*** Block opens ***

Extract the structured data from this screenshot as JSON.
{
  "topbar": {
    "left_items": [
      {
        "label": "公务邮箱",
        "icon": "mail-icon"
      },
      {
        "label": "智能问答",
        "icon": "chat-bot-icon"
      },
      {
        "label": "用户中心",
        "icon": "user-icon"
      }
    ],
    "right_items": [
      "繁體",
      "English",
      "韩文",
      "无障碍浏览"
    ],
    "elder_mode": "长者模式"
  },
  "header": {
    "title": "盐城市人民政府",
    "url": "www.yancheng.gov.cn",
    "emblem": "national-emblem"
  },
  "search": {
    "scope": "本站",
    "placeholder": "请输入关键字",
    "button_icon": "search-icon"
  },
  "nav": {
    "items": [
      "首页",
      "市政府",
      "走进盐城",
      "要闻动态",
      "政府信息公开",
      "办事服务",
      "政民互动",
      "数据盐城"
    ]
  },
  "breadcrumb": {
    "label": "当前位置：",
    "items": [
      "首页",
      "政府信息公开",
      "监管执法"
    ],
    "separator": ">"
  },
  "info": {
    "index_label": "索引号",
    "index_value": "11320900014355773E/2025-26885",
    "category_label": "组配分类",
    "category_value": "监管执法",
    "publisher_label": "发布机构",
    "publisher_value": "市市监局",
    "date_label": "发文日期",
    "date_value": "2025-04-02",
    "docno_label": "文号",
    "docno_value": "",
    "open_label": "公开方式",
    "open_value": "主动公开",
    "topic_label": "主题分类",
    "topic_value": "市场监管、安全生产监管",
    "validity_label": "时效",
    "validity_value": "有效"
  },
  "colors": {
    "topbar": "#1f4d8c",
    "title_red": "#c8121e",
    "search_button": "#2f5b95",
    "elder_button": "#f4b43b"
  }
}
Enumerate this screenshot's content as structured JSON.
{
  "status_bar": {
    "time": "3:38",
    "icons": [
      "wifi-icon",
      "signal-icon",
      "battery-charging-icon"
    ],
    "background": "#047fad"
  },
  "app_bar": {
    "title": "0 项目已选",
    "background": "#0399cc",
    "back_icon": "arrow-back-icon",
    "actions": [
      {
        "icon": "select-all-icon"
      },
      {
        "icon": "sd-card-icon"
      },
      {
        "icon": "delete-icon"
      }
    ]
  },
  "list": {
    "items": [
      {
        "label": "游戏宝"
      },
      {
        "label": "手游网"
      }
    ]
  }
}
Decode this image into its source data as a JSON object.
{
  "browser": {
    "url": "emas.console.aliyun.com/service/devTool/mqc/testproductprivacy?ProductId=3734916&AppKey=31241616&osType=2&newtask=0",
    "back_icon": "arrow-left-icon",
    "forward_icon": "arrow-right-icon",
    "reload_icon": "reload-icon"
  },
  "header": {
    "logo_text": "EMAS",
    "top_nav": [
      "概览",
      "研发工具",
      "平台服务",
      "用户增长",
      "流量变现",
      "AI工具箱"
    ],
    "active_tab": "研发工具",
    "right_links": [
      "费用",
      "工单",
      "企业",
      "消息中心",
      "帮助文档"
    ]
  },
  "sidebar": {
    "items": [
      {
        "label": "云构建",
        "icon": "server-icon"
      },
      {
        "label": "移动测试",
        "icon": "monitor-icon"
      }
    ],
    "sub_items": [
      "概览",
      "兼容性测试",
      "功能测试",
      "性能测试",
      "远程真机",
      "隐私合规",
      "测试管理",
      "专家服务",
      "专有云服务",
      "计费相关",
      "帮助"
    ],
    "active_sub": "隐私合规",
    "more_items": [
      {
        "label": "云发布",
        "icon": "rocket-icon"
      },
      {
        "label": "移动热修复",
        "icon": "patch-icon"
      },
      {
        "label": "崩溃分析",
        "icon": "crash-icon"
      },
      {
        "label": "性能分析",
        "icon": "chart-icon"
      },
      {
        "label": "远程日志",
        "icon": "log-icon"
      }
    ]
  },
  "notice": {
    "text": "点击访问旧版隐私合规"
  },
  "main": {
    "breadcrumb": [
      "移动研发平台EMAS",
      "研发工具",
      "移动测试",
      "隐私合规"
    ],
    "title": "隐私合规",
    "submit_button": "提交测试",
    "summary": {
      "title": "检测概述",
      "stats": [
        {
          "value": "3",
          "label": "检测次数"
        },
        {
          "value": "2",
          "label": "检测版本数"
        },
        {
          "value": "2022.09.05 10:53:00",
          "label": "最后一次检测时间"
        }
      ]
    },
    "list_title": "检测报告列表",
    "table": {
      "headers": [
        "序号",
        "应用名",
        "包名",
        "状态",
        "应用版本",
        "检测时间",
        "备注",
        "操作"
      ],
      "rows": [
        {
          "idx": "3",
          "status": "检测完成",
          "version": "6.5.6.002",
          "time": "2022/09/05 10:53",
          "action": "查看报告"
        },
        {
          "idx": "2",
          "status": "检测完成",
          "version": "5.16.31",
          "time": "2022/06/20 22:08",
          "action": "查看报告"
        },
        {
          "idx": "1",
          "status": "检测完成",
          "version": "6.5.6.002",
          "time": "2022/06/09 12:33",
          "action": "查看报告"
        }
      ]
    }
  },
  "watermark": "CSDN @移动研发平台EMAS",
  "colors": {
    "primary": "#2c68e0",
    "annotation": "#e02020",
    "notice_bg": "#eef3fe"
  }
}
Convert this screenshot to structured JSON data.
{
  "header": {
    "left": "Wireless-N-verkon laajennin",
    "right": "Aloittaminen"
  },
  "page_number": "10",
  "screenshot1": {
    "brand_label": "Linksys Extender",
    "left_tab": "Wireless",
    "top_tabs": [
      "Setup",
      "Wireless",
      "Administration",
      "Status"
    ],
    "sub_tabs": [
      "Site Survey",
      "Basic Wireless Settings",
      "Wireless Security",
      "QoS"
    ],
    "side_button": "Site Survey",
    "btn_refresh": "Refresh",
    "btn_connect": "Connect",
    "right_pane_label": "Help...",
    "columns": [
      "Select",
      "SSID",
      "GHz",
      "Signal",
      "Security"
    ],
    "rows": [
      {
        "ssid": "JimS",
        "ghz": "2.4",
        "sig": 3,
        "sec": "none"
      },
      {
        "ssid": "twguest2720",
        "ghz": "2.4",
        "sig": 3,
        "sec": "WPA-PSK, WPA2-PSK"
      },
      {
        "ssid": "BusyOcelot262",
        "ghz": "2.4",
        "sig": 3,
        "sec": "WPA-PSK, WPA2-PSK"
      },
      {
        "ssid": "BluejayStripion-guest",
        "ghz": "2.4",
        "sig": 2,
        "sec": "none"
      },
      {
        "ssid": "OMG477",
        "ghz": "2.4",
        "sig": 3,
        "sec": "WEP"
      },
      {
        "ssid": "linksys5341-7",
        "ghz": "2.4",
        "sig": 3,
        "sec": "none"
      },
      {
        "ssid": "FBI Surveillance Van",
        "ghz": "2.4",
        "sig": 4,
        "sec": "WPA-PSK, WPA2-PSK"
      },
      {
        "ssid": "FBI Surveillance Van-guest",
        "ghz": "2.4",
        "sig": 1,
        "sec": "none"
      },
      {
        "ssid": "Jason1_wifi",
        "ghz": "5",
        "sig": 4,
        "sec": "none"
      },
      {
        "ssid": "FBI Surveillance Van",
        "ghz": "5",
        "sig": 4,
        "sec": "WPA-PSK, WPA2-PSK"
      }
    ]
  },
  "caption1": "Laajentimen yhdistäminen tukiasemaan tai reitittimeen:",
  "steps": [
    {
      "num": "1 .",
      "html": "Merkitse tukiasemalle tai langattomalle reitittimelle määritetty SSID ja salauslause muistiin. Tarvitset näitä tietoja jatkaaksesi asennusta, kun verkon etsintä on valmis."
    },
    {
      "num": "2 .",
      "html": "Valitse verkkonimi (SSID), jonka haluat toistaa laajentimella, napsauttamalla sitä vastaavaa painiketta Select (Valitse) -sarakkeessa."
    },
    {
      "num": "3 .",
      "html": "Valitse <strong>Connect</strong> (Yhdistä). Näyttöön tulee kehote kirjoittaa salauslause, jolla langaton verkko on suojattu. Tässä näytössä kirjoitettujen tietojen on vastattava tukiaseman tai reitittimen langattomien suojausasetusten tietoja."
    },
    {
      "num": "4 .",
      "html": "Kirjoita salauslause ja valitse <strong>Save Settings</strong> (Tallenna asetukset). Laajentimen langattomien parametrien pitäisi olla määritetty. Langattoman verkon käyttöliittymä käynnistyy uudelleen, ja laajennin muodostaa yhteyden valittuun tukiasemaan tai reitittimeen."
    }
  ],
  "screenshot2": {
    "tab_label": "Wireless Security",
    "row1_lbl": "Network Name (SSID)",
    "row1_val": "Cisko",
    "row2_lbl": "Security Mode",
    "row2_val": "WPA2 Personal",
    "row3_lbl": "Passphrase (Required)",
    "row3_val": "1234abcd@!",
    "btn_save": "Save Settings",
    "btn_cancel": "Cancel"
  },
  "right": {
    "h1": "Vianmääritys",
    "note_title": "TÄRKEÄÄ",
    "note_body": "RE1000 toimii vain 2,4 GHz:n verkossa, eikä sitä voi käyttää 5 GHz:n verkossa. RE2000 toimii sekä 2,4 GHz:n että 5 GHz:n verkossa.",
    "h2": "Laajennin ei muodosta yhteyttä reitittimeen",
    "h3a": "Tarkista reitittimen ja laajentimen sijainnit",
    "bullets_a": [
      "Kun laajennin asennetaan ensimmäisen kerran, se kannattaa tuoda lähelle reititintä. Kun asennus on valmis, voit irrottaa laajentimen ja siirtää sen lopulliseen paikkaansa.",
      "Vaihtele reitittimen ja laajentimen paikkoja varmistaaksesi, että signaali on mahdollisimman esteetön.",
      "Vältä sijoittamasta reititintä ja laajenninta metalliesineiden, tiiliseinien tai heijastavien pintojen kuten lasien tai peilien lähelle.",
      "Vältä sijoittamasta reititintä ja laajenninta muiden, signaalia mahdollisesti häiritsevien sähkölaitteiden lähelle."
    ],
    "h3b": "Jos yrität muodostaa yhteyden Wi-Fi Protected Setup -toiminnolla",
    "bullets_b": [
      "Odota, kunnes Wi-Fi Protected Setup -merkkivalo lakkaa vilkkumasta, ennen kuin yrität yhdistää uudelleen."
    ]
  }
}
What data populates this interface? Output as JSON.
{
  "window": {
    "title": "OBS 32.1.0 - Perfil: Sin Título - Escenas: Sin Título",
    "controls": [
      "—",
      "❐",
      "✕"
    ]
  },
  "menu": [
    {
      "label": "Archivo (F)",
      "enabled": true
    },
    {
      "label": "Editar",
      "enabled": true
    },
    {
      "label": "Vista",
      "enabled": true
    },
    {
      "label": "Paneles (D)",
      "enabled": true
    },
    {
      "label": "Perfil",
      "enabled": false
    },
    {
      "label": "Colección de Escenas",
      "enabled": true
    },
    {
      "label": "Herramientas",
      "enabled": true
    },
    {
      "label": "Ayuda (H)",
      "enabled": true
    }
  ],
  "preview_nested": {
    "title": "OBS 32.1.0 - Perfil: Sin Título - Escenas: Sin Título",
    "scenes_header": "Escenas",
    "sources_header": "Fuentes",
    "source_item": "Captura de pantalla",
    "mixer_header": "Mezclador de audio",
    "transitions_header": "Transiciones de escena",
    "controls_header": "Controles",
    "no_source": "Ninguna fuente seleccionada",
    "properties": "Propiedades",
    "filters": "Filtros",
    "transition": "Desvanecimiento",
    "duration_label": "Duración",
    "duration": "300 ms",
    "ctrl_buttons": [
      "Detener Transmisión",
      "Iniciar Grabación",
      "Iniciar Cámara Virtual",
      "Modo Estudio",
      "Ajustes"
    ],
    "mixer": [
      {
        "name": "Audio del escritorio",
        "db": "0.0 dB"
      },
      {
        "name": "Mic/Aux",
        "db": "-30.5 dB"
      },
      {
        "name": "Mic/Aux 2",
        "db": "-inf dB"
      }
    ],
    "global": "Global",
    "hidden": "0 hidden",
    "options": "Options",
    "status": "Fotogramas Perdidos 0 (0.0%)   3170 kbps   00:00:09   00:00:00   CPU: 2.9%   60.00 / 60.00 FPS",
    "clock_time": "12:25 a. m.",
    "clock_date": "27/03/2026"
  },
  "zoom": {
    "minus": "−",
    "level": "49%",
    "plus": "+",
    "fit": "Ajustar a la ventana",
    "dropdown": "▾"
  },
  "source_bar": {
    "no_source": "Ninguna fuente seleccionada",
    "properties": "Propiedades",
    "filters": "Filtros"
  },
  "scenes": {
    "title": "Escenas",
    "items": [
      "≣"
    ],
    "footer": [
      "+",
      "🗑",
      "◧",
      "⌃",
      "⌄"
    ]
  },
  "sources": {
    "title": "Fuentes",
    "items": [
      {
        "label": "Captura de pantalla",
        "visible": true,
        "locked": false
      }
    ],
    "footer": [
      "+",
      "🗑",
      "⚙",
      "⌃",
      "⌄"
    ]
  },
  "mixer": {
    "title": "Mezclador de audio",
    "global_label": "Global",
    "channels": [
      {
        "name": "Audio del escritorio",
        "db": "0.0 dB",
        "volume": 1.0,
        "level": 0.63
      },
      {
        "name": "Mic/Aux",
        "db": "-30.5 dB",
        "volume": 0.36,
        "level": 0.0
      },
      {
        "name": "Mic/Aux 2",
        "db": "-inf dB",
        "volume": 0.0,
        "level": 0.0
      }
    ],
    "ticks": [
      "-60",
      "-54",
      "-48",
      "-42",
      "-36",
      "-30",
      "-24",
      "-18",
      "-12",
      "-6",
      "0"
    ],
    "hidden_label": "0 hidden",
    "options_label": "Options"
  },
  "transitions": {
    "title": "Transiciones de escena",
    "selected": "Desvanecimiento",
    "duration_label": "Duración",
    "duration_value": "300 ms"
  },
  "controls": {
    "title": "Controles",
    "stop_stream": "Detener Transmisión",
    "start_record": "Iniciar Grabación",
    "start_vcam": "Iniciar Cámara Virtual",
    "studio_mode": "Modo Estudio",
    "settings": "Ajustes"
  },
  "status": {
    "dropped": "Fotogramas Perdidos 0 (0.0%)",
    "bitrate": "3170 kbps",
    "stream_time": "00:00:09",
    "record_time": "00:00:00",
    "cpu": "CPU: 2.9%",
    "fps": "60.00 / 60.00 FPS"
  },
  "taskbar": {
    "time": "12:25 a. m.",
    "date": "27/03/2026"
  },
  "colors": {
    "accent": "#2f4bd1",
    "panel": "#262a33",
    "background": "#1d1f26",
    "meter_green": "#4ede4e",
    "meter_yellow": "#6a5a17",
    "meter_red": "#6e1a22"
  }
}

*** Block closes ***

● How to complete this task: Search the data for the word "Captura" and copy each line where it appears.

● Answer to this task:
    "source_item": "Captura de pantalla",
        "label": "Captura de pantalla",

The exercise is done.